The Homeless Education Network helps identify homeless students and make sure that they and their families have access to support services through the school district and other local organizations. The staff makes sure, for instance, that students can stay in their home school even if they move, and helps provide students with school supplies, financial support for transportation, uniforms and meals.
Theisen said that while some schools located near shelters or services for homeless families have had high numbers of homeless students for years, “it’s becoming more of a district-wide issue.”
She said the district currently has 14 schools where 21-30 students have been identified as homeless, and five schools that have between 50 and 70 students.
Schools can be liaisons between families and other organizations that focus on helping homeless families, like the Colorado Coalition for the Homeless.
“We’re good at identifying students,” Theisen said. But when it comes to addressing families’ other needs, like finding employment or providing mental health support, “we don’t have the staff for that.”
A mix of factors
Colorado policymakers have been taking aim at the issue with mixed success.

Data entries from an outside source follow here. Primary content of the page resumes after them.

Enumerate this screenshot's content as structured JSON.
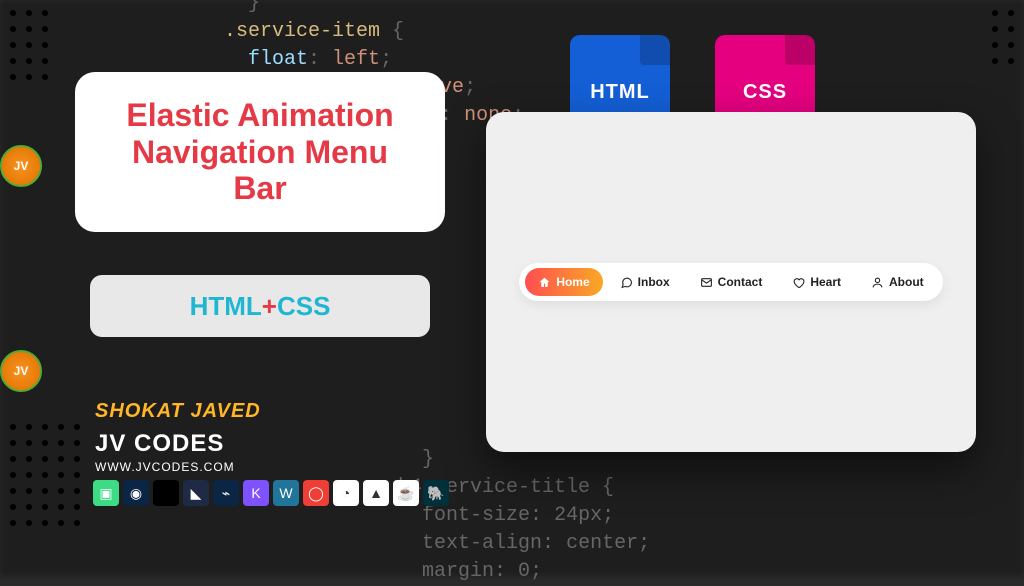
{
  "title": {
    "line1": "Elastic Animation",
    "line2": "Navigation Menu",
    "line3": "Bar"
  },
  "subtitle": {
    "html": "HTML",
    "plus": "+",
    "css": "CSS"
  },
  "author": "SHOKAT JAVED",
  "site_name": "JV CODES",
  "site_url": "WWW.JVCODES.COM",
  "file_icons": {
    "html": "HTML",
    "css": "CSS"
  },
  "nav_items": [
    {
      "label": "Home",
      "icon": "home",
      "active": true
    },
    {
      "label": "Inbox",
      "icon": "chat",
      "active": false
    },
    {
      "label": "Contact",
      "icon": "mail",
      "active": false
    },
    {
      "label": "Heart",
      "icon": "heart",
      "active": false
    },
    {
      "label": "About",
      "icon": "user",
      "active": false
    }
  ],
  "tech_icons": [
    {
      "name": "android",
      "bg": "#3ddc84",
      "glyph": "▣"
    },
    {
      "name": "html5",
      "bg": "#0b2545",
      "glyph": "◉"
    },
    {
      "name": "apple",
      "bg": "#000000",
      "glyph": ""
    },
    {
      "name": "flutter",
      "bg": "#1f2a44",
      "glyph": "◣"
    },
    {
      "name": "vscode",
      "bg": "#0b2545",
      "glyph": "⌁"
    },
    {
      "name": "kotlin",
      "bg": "#7f52ff",
      "glyph": "K"
    },
    {
      "name": "wordpress",
      "bg": "#21759b",
      "glyph": "W"
    },
    {
      "name": "opensrc",
      "bg": "#ef3e36",
      "glyph": "◯"
    },
    {
      "name": "git",
      "bg": "#ffffff",
      "glyph": "◔"
    },
    {
      "name": "firebase",
      "bg": "#ffffff",
      "glyph": "▲"
    },
    {
      "name": "java",
      "bg": "#ffffff",
      "glyph": "☕"
    },
    {
      "name": "gradle",
      "bg": "#02303a",
      "glyph": "🐘"
    }
  ],
  "jv_badge": "JV"
}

A bill that would have put more state funds toward affordable housing and a bill that would have required landlords to give month-to-month tenants more notice before asking them to vacate failed in the state legislature in early May.
Denver Mayor Michael Hancock has touted a plan to create or preserve 6,000 affordable apartments, condos or houses over the next 10 years. And CCLP’s Robert said there are more efforts to connect the various agencies and organizations that work with homeless families.
With the help of a three-year housing voucher and a new job, Tiffany is optimistic about her family’s path to stability in Colorado. “It was an experience for me and my children,” she said. But she said she is glad to have come to Denver from Chicago after becoming homeless. “There’s a whole world to see.”
Meanwhile, Rose, who is part of the homeless-run advocacy network Homeless Out Loud, said that while homeless young people face challenges, their situation is by no means hopeless.
She has found shelter, friends and mentors through Homeless Out Loud, and is on her way to earning a college degree. “When you don’t have stability, everything is super chaotic,” she said. “But not all homeless kids are lost. Not all have a lack of potential.”